Top of DATA RECORDS

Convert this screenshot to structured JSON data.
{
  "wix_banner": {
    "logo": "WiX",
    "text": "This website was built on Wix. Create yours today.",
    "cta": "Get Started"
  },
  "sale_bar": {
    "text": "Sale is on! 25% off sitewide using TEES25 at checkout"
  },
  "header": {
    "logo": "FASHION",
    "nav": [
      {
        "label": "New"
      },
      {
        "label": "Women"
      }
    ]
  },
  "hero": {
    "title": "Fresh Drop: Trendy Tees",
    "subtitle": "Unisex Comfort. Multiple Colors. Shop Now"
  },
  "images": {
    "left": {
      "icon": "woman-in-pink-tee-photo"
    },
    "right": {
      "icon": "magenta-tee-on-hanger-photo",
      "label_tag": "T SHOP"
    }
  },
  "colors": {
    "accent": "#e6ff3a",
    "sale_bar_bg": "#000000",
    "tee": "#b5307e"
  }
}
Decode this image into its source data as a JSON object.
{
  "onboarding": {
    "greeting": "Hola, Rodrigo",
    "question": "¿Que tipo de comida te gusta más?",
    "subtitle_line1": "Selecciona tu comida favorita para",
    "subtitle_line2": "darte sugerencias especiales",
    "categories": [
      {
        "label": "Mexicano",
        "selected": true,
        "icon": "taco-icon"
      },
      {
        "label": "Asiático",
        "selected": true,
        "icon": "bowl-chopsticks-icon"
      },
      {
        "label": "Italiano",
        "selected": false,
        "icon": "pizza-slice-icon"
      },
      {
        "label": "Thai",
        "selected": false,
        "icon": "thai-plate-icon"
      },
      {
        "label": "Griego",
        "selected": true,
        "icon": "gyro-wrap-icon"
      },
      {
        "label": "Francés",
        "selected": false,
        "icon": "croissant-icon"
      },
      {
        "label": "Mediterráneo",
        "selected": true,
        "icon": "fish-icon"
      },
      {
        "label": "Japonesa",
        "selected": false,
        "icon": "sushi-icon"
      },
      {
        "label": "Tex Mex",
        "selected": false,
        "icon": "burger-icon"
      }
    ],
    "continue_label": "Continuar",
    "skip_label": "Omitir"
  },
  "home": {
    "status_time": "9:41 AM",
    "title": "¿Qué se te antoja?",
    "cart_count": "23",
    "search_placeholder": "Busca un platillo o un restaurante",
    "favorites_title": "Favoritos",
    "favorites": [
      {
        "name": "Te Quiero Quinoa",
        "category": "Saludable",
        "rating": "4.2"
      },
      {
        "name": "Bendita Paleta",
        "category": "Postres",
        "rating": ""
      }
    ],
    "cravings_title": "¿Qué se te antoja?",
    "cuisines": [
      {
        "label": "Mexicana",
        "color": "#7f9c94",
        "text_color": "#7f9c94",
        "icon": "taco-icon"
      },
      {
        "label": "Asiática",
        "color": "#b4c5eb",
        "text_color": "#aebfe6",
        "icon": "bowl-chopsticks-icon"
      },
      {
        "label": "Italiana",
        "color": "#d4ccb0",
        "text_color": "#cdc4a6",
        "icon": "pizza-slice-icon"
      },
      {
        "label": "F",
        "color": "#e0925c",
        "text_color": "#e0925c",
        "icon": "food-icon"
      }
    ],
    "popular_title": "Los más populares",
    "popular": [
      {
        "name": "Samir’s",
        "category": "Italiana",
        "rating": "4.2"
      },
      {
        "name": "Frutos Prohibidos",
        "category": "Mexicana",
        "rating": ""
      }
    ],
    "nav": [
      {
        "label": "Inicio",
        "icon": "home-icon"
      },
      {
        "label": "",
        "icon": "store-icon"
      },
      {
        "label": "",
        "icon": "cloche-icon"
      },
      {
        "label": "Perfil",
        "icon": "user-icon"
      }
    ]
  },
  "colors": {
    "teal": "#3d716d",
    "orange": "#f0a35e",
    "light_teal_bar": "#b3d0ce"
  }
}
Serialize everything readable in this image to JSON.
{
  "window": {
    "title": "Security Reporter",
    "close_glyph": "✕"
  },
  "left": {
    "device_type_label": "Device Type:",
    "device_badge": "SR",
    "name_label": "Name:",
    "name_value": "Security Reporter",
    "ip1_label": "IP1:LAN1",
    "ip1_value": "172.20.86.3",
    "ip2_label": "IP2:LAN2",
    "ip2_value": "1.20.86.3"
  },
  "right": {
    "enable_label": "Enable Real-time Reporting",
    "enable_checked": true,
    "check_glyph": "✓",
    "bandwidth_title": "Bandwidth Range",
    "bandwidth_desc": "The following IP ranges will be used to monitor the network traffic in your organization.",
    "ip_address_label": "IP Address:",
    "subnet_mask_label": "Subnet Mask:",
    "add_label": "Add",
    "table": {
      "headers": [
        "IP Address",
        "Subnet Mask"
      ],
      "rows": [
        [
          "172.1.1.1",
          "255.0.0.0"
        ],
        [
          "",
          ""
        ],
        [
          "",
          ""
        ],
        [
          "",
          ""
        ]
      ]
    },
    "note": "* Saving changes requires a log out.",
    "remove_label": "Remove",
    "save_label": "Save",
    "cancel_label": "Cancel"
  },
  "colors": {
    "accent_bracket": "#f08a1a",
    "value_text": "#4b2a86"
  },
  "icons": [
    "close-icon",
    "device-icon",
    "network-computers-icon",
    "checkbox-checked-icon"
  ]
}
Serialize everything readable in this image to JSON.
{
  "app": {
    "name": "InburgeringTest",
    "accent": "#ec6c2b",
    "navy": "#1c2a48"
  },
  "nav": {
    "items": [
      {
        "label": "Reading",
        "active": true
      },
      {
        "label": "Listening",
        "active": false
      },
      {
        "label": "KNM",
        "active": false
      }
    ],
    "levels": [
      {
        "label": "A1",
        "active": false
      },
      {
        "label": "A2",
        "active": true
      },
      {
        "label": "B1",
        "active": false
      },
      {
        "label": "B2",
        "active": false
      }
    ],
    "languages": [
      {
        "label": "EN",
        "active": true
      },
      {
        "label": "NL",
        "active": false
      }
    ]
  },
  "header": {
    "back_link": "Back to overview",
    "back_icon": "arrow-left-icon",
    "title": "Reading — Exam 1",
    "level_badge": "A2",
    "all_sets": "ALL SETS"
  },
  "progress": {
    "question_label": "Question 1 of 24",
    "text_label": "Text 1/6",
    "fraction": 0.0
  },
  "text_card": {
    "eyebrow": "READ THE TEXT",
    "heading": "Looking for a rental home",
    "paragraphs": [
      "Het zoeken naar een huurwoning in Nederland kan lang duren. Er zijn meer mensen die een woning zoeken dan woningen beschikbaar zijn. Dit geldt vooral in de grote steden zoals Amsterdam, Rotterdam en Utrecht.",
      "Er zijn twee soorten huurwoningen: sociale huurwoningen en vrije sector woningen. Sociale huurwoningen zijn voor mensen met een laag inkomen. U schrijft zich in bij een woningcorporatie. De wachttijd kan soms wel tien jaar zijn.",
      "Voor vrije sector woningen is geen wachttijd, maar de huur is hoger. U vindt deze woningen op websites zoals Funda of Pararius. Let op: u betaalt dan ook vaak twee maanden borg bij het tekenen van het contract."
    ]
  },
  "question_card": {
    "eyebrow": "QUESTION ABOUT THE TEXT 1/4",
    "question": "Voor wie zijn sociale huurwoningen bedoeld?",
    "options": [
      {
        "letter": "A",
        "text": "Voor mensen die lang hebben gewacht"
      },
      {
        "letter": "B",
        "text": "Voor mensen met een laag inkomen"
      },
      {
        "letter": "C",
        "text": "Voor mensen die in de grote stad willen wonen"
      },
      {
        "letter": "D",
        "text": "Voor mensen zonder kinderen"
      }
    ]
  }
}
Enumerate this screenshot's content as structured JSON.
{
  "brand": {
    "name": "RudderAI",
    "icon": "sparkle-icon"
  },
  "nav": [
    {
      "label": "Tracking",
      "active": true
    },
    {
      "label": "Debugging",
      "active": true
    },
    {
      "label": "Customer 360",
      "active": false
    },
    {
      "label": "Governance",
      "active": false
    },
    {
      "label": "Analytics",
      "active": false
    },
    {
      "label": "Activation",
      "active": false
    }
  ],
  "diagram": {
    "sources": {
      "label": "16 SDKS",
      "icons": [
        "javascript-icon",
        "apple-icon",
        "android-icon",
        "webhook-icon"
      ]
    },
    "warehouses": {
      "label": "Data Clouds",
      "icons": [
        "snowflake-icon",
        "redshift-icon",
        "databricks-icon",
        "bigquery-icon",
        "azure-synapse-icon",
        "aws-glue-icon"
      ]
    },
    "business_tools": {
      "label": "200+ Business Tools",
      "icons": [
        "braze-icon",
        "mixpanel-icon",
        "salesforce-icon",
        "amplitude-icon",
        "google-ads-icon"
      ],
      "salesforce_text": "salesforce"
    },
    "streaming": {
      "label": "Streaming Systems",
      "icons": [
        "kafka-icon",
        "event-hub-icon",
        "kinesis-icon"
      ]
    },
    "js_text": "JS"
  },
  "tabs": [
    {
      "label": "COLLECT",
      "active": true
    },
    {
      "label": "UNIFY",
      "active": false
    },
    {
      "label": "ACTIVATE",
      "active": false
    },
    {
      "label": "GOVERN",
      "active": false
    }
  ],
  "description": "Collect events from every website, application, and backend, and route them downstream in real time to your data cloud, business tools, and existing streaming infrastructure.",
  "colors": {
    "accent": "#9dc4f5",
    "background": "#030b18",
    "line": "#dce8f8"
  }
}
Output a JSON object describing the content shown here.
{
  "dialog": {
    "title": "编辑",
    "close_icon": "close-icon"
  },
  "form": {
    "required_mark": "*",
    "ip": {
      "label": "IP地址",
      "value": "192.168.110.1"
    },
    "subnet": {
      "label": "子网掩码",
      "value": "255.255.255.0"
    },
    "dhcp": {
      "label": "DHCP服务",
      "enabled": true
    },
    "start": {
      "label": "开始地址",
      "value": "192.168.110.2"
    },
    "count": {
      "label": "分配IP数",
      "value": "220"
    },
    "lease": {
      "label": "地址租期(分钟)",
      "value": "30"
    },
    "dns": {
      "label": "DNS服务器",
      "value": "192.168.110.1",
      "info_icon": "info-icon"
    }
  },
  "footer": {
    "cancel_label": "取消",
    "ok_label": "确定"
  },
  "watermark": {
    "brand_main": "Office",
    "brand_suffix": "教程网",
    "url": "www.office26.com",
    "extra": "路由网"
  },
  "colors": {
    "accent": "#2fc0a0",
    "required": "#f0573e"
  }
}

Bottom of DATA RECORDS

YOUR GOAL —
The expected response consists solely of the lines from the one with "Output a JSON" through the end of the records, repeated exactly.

WRITTEN ANSWER —
Output a JSON object describing the content shown here.
{
  "dialog": {
    "title": "编辑",
    "close_icon": "close-icon"
  },
  "form": {
    "required_mark": "*",
    "ip": {
      "label": "IP地址",
      "value": "192.168.110.1"
    },
    "subnet": {
      "label": "子网掩码",
      "value": "255.255.255.0"
    },
    "dhcp": {
      "label": "DHCP服务",
      "enabled": true
    },
    "start": {
      "label": "开始地址",
      "value": "192.168.110.2"
    },
    "count": {
      "label": "分配IP数",
      "value": "220"
    },
    "lease": {
      "label": "地址租期(分钟)",
      "value": "30"
    },
    "dns": {
      "label": "DNS服务器",
      "value": "192.168.110.1",
      "info_icon": "info-icon"
    }
  },
  "footer": {
    "cancel_label": "取消",
    "ok_label": "确定"
  },
  "watermark": {
    "brand_main": "Office",
    "brand_suffix": "教程网",
    "url": "www.office26.com",
    "extra": "路由网"
  },
  "colors": {
    "accent": "#2fc0a0",
    "required": "#f0573e"
  }
}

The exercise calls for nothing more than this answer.